In the past few years, the Hungarian real estate market has been at a peak, with house prices rising at an outstanding rate even by European standards, before last year's slowdown. This year, however, the market could continue to improve, with the state providing effective support to boost transaction volumes, while the premium segment continues to generate solid demand from affluent target groups.
The Hungarian real estate market rebounded around 2015-16, with a second real estate boom in 2017-19, following the boom at the turn of the millennium. While the first boom at the turn of the millennium was largely driven by state housing subsidies and cheap foreign currency loans, the last few years have provided a much more solid foundation for the housing boom.
Macroeconomic data in particular has provided strong and credible support for the housing market, with GDP growth in Hungary well above the EU average, almost no inflation for a number of years, but the recent level of around 3% is not exceptional either. The strong economic growth has led to a boom in the construction industry and the real estate market, as we know that the latter is the most important indicator of the economy, the litmus paper that shows whether the economic processes are moving in the right direction.
The boom has had an impact not only at the macro level, but also on the level of broad sections of society, with the labour market expanding enormously, with 800,000 new jobs created in a decade, and one of the most important figures here is the economic activity of the population aged 15-74, which rose from 54% in 2010 to over 64% in 2020, according to the KSH. Wages have risen, consumption has continued to expand, retail sales grew for more than 80 months before 2020, the base interest rate has been at a record low for years in Hungary, and as a result, housing loans are approaching levels seen in Western Europe, not to mention state-subsidised loans.
Booming real estate market
The second real estate boom also boasts a high degree of diversification in terms of assets, meaning that not only commercial real estate - office buildings, logistics centres, hotels, malls - but also the residential market across a broad spectrum has gone from strength to strength. Several target groups have become active in the market in recent years, not only the cheaper residential segment, but also the new build mid-range segment and the premium segment.
The strengthening of the latter has been in line with the strengthening of small and medium sized enterprises and large companies in Hungary, while global players established in Hungary and constantly developing have also entered the Hungarian real estate market. It is well known that the Hungarian economy is a very open market in global terms, and thus, in addition to the ownership and management of global companies, there is a diversified investor base, such as the significant Russian and Chinese buying power that is also active in the premium real estate market.

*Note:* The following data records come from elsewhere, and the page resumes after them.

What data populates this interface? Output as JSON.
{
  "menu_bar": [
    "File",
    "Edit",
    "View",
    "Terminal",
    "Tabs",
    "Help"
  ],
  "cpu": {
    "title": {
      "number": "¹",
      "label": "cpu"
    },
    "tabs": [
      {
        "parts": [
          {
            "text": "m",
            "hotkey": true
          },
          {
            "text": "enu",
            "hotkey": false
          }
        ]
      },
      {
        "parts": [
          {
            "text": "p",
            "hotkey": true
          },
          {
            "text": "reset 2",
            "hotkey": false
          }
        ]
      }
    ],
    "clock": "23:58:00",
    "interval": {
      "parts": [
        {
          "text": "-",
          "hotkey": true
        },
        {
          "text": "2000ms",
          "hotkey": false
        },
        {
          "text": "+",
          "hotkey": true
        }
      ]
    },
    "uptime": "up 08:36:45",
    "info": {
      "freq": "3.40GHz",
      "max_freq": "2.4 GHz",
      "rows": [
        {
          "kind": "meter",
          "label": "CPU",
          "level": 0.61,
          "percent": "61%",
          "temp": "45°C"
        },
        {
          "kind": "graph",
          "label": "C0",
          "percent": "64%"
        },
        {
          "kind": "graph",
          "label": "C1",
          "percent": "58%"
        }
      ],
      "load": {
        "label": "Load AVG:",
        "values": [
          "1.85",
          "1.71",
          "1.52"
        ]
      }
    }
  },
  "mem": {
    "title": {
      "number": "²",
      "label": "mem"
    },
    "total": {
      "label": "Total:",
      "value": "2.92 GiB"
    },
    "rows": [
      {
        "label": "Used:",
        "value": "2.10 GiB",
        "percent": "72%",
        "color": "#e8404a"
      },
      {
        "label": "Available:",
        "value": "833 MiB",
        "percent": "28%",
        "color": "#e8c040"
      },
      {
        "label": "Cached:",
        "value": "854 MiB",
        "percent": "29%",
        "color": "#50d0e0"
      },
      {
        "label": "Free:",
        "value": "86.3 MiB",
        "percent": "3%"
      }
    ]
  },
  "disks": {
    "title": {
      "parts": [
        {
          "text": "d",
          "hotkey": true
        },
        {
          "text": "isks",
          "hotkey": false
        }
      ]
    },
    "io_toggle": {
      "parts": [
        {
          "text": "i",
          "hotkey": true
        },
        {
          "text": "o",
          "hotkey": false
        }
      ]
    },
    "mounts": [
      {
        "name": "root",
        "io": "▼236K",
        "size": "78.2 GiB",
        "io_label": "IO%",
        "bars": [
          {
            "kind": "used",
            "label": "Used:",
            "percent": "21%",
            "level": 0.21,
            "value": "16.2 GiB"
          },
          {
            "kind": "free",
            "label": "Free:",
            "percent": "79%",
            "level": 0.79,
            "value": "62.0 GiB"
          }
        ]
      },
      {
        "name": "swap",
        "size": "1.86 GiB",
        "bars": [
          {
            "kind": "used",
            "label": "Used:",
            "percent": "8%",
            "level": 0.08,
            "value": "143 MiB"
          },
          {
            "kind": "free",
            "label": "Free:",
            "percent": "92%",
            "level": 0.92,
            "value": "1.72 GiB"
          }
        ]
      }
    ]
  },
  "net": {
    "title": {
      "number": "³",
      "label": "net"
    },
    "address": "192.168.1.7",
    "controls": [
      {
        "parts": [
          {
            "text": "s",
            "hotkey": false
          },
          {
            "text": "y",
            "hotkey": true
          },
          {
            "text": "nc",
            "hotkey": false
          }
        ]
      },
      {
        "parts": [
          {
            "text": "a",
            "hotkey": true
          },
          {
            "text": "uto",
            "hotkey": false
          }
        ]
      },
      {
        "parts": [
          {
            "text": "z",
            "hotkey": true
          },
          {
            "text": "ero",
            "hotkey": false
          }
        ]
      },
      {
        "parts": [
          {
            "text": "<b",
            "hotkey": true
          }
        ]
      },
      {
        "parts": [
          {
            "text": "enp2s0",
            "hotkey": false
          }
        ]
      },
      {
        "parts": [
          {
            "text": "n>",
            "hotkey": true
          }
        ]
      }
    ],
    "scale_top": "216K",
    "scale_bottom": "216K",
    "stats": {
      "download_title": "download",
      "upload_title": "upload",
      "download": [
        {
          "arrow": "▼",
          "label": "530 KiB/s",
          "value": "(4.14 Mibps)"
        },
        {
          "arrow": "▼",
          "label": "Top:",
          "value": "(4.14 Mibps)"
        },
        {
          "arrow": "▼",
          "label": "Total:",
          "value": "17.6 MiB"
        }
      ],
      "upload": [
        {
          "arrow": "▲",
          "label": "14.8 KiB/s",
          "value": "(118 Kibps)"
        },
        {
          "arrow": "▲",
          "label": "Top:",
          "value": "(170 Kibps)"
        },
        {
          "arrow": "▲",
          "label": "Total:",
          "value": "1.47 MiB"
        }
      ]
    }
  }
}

The spectacular growth of the last decade can be illustrated by the Hungarian National Bank (MNB) Housing Market Report. While prices have been growing dynamically in all European capitals, Budapest has stood out from the rest of the metropolises, with house prices at the end of 2018 already exceeding twice the 2009 level.
The epidemic has put the brakes on the market
2020 was somewhat of a year of stalling, as the epidemic, the rise in VAT on new-build homes to 27% and the fall in the number of investment buyers due to losses in the Airbnb market all reduced the volume of transactions. According to the MNB, the Hungarian housing market had been threatened by overpricing in the past, as prices had started to rise dramatically in the previous decade, so last year brought some respite in this respect, while prices still rose by a few percent at the national level.
We expect a recovery again next year
But with the aforementioned economic fundamentals stable and experts expecting a bounce back in the domestic economy after the epidemic is under control, international analysts are also predicting 4% domestic GDP growth in 2021, so the housing market could strengthen again after last year's slowdown. No particularly significant price rises are expected this year, but the intensity of the market and the number of sales may exceed last year's levels.
In terms of real estate, the home creation programme, which will be expanded with new elements from January, will be used for homes worth 30-50 million forints, while for more expensive properties and houses, the target is solvent demand that was not particularly difficult to meet even after last year's epidemic.
So, among other things, the market for premium properties, townhouses and villas continues to attract potential buyers, as buyers who have entered the Airbnb market for investment purposes have not targeted this premium segment, preferring to buy 1.5-3 bedroom city centre apartments, according to the AirDNA database. In the investment market, the favourable terms of the Hungarian Government Bond Plus (MÁP+), introduced in June 2019, have also sucked a certain segment of the market away from the real estate market, but they are mostly thinking in terms of a few tens of millions of forints.
According to experts from the Housing and Real Estate Market Advisory Board (LITT), set up by the MNB, investors are confident in the housing market, so although there was a significant drop in certain price categories last year, the sellers' side has not yet seen a higher proportion of those selling their previous investments.